Cyber School School Choice

(The Center Square) – With Republicans now having a supermajority in both chambers of the West Virginia state legislature, lawmakers are pushing through legislation that would expand the state’s school choice options.

Lawmakers have advanced two bills to expand school choice: House Bill 2012 would expand the number of charter schools and House Bill 2013 would establish a voucher system for private schooling and homeschooling. Both bills are supported by Republican leaders, but opposed by the Democratic minority.

Republicans will have a greater chance of passing these bills now that they hold more than two-thirds of the seats in both chambers and have the governorship.

West Virginia has been slower than most states in adopting school choice. In 2019, the state adopted legislation to establish a charter school system, but restricted it to only three charter school approvals every three years. The current legislation would expand the system to allow 10 approvals every three years.

The state has yet to institute any voucher system for public schools. The bill under consideration would establish the Hope Scholarship Program, which would grant parents discretion on the use of tax money that would normally be used for their children to attend a public school. It would allow them to use this money for private schooling or homeschooling and tutoring expenses. This would include religious and non-religious schools.

Like many states, West Virginia has seen a decline in public school enrollment during the COVID-19 pandemic as parents have opted for homeschooling or private options in which students could receive in-person instruction. Under Gov. Jim Justice’s orders, all elementary and middle schools are now required to reopen for in-person classes, but some high schools will be required to provide only online classes if the county’s COVID-19 numbers are at high levels.

Republicans and school-choice groups who support the legislation say it would expand options for parents, increase competition. Democrats and teachers’ unions who oppose the legislation argue it would divert funding away from public schools. Some Democratic lawmakers also object to money sent to religious schools who may refuse admission if a person is not a member of the parish or of a different religion.

"West Virginia lawmakers are trying to expand educational options for all children in the Mountaineer State during a global pandemic that has upended education across the country,” Jen Wagner, the vice president of communications for EdChoice, told The Center Square.

“If successful, this would be the first school choice program in the state,” Wagner said. “Now, more than ever, parents need options. The Hope Scholarship Program would empower families to customize their education and provide students the opportunity to learn in the environment that works best [for] them."

Lawmakers are also considering legislation that would allow public school teachers who strike to be fired.

Staff Reporter

Tyler Arnold reports on Virginia and West Virginia for The Center Square.

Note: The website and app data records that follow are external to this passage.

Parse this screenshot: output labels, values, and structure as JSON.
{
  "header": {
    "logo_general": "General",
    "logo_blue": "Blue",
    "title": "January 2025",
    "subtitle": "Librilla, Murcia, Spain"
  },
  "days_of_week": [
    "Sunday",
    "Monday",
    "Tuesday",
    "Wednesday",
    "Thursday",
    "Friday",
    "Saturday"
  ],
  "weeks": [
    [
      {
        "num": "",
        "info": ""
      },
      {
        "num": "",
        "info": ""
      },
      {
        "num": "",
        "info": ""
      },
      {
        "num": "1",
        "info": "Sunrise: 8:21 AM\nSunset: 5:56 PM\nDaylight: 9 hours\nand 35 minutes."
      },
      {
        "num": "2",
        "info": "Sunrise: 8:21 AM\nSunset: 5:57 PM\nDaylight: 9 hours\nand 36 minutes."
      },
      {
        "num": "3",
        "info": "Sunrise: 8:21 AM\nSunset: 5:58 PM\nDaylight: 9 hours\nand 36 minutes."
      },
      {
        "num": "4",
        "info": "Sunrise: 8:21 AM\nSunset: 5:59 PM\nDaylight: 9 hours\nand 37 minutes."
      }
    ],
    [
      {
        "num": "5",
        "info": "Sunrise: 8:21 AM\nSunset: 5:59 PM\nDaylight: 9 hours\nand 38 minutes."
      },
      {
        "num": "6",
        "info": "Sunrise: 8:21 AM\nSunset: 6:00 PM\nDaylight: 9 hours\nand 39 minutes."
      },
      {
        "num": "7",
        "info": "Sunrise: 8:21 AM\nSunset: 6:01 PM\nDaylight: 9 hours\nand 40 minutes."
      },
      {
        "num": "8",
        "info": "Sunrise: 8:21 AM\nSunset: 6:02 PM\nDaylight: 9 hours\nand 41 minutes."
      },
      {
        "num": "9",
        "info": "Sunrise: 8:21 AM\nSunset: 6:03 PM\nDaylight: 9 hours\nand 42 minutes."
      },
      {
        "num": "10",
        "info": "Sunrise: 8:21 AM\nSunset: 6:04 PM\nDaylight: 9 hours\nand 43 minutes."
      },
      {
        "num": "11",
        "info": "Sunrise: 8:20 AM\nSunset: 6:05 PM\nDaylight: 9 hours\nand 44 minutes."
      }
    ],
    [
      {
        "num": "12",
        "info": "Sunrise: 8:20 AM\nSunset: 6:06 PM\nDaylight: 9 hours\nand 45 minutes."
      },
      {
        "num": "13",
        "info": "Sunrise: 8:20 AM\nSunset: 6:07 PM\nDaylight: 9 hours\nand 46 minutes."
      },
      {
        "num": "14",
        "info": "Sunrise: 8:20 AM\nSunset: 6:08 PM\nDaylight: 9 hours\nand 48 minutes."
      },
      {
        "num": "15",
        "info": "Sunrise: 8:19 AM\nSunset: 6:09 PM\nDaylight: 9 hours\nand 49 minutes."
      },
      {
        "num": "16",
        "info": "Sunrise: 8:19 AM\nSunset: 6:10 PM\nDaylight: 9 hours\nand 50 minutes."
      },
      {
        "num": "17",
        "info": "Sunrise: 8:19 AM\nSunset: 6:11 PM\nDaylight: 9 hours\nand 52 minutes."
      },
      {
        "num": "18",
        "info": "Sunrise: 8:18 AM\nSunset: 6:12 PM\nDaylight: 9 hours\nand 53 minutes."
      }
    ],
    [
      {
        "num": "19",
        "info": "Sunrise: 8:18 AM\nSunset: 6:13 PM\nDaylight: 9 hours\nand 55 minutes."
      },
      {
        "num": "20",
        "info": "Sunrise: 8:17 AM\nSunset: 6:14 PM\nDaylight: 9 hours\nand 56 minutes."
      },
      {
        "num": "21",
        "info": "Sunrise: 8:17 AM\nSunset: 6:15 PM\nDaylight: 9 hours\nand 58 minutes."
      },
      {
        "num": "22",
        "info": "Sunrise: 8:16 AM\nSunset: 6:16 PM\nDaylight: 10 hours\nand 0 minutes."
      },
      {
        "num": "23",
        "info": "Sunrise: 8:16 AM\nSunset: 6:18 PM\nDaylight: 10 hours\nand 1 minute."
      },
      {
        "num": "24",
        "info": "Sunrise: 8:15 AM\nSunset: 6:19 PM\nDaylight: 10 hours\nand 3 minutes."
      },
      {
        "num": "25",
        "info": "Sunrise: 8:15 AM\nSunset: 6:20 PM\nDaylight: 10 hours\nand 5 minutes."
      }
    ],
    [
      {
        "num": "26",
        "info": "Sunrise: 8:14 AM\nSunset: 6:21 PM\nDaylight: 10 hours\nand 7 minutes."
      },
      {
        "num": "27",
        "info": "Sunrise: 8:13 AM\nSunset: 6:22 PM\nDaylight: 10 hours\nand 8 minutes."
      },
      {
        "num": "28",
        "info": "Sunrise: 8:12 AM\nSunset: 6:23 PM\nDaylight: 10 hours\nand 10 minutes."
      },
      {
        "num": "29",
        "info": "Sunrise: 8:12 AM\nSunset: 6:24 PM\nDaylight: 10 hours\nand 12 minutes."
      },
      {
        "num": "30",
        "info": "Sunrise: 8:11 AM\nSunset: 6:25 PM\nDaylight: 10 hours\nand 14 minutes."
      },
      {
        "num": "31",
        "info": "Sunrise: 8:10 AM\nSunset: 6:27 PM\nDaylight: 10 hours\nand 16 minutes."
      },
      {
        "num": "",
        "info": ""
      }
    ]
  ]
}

He previously worked for the Cause of Action Institute and has been published in Business Insider, USA TODAY College, National Review Online and the Washington Free Beacon.